(Beginning of Given records)

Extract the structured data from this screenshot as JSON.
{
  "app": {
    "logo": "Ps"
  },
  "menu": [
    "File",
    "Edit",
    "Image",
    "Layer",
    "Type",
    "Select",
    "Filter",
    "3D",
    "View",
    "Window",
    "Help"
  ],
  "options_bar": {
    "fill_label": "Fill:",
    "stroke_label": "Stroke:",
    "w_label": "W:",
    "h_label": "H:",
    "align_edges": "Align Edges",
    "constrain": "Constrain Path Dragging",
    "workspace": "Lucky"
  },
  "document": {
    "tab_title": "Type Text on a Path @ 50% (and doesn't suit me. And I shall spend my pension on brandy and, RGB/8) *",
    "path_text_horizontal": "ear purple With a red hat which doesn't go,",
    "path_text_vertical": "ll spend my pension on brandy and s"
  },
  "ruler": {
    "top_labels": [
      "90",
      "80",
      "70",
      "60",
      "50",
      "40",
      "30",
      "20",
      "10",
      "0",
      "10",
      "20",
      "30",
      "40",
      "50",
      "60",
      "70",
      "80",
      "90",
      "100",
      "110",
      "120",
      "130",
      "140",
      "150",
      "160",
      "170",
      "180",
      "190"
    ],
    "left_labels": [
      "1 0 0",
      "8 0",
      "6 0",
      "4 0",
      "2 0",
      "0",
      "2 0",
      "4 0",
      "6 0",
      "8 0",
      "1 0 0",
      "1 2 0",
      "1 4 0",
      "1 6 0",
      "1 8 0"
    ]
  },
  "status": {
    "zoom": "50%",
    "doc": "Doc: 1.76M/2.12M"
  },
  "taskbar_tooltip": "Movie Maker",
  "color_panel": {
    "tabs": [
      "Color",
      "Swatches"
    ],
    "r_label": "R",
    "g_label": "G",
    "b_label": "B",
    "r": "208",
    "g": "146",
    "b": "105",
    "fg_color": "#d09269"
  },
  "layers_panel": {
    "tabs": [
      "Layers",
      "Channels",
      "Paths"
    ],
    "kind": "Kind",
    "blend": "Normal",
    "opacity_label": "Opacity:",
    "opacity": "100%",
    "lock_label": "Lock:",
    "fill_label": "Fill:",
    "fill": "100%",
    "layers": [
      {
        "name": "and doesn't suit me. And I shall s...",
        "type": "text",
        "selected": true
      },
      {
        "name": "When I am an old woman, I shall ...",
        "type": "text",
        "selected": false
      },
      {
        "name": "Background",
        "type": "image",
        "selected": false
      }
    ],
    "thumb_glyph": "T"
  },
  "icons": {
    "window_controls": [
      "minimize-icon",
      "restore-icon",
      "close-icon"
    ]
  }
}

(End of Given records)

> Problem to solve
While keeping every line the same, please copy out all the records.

> Your response
Extract the structured data from this screenshot as JSON.
{
  "app": {
    "logo": "Ps"
  },
  "menu": [
    "File",
    "Edit",
    "Image",
    "Layer",
    "Type",
    "Select",
    "Filter",
    "3D",
    "View",
    "Window",
    "Help"
  ],
  "options_bar": {
    "fill_label": "Fill:",
    "stroke_label": "Stroke:",
    "w_label": "W:",
    "h_label": "H:",
    "align_edges": "Align Edges",
    "constrain": "Constrain Path Dragging",
    "workspace": "Lucky"
  },
  "document": {
    "tab_title": "Type Text on a Path @ 50% (and doesn't suit me. And I shall spend my pension on brandy and, RGB/8) *",
    "path_text_horizontal": "ear purple With a red hat which doesn't go,",
    "path_text_vertical": "ll spend my pension on brandy and s"
  },
  "ruler": {
    "top_labels": [
      "90",
      "80",
      "70",
      "60",
      "50",
      "40",
      "30",
      "20",
      "10",
      "0",
      "10",
      "20",
      "30",
      "40",
      "50",
      "60",
      "70",
      "80",
      "90",
      "100",
      "110",
      "120",
      "130",
      "140",
      "150",
      "160",
      "170",
      "180",
      "190"
    ],
    "left_labels": [
      "1 0 0",
      "8 0",
      "6 0",
      "4 0",
      "2 0",
      "0",
      "2 0",
      "4 0",
      "6 0",
      "8 0",
      "1 0 0",
      "1 2 0",
      "1 4 0",
      "1 6 0",
      "1 8 0"
    ]
  },
  "status": {
    "zoom": "50%",
    "doc": "Doc: 1.76M/2.12M"
  },
  "taskbar_tooltip": "Movie Maker",
  "color_panel": {
    "tabs": [
      "Color",
      "Swatches"
    ],
    "r_label": "R",
    "g_label": "G",
    "b_label": "B",
    "r": "208",
    "g": "146",
    "b": "105",
    "fg_color": "#d09269"
  },
  "layers_panel": {
    "tabs": [
      "Layers",
      "Channels",
      "Paths"
    ],
    "kind": "Kind",
    "blend": "Normal",
    "opacity_label": "Opacity:",
    "opacity": "100%",
    "lock_label": "Lock:",
    "fill_label": "Fill:",
    "fill": "100%",
    "layers": [
      {
        "name": "and doesn't suit me. And I shall s...",
        "type": "text",
        "selected": true
      },
      {
        "name": "When I am an old woman, I shall ...",
        "type": "text",
        "selected": false
      },
      {
        "name": "Background",
        "type": "image",
        "selected": false
      }
    ],
    "thumb_glyph": "T"
  },
  "icons": {
    "window_controls": [
      "minimize-icon",
      "restore-icon",
      "close-icon"
    ]
  }
}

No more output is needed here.